Debit card overdraft fees hit 36 million users, trigger growing call for reform
Charlene Crowell | 8/8/2013, 6 a.m.
Recent related findings by the Consumer Financial Protection Bureau (CFPB) show that the Fed’s opt-in rule has not eliminated the substantial harm inflicted by overdraft fees triggered by debit cards. CFPB determined that involuntary account closures were more than twice as likely for customers that opted in to overdraft than those who did not.
“Banks and credit unions have long defended overdraft fees by saying they protect customers from bounced checks, which typically trigger insufficient funds (NSF) fees and potentially merchant fees,” states the CRL report. “But the same justification could not be made for debit card purchases, since there is no NSF or merchant fees charge for debit card transactions that are declined at checkout when the customer’s account is short.”
CRL offers a set of policy remedies to halt overdraft’s harmful features.
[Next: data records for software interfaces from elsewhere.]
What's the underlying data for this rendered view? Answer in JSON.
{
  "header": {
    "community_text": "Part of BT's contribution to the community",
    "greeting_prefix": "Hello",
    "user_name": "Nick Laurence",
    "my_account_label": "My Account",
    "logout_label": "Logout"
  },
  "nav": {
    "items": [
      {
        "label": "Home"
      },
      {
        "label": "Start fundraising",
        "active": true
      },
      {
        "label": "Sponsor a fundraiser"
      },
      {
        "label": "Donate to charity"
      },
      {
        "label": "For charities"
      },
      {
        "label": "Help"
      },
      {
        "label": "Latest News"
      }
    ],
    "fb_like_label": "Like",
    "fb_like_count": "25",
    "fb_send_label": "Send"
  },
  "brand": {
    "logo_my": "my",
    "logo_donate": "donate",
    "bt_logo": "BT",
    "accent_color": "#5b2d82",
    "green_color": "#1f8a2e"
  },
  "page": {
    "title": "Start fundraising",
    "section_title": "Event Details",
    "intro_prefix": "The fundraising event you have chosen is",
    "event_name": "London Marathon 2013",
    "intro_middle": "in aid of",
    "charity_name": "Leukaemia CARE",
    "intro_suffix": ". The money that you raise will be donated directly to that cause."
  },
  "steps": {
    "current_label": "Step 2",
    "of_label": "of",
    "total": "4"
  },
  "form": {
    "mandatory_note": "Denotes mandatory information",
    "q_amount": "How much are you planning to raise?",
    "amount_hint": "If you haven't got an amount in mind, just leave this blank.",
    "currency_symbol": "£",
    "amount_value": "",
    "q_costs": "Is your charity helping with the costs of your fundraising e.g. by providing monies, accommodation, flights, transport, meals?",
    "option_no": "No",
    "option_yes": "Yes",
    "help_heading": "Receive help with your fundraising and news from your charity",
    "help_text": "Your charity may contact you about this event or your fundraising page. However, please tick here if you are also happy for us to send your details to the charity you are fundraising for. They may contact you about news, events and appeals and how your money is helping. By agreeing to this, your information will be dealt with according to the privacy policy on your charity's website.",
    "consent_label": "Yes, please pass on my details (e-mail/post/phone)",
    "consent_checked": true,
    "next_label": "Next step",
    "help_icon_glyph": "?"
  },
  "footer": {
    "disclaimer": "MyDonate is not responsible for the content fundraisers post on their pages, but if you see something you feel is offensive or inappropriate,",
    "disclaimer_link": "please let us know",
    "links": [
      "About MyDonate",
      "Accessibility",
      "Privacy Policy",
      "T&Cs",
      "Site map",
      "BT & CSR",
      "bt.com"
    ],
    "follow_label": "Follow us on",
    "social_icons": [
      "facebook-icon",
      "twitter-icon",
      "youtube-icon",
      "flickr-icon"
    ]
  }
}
Highlights include banning overdraft fees on debit cards, ATM transactions and on pre-paid cards. CRL also advocates banning banks from manipulating the order of consumers’ checking transactions to increase fees.
“Without substantive reform of the product, the fees overdrafts generate provide financial institutions too powerful an incentive to ensure that customers continue to incur overdraft fees — an incentive that will continue to outweigh even the best disclosures,” concluded CRL.
Charlene Crowell is a communications manager with the Center for Responsible Lending.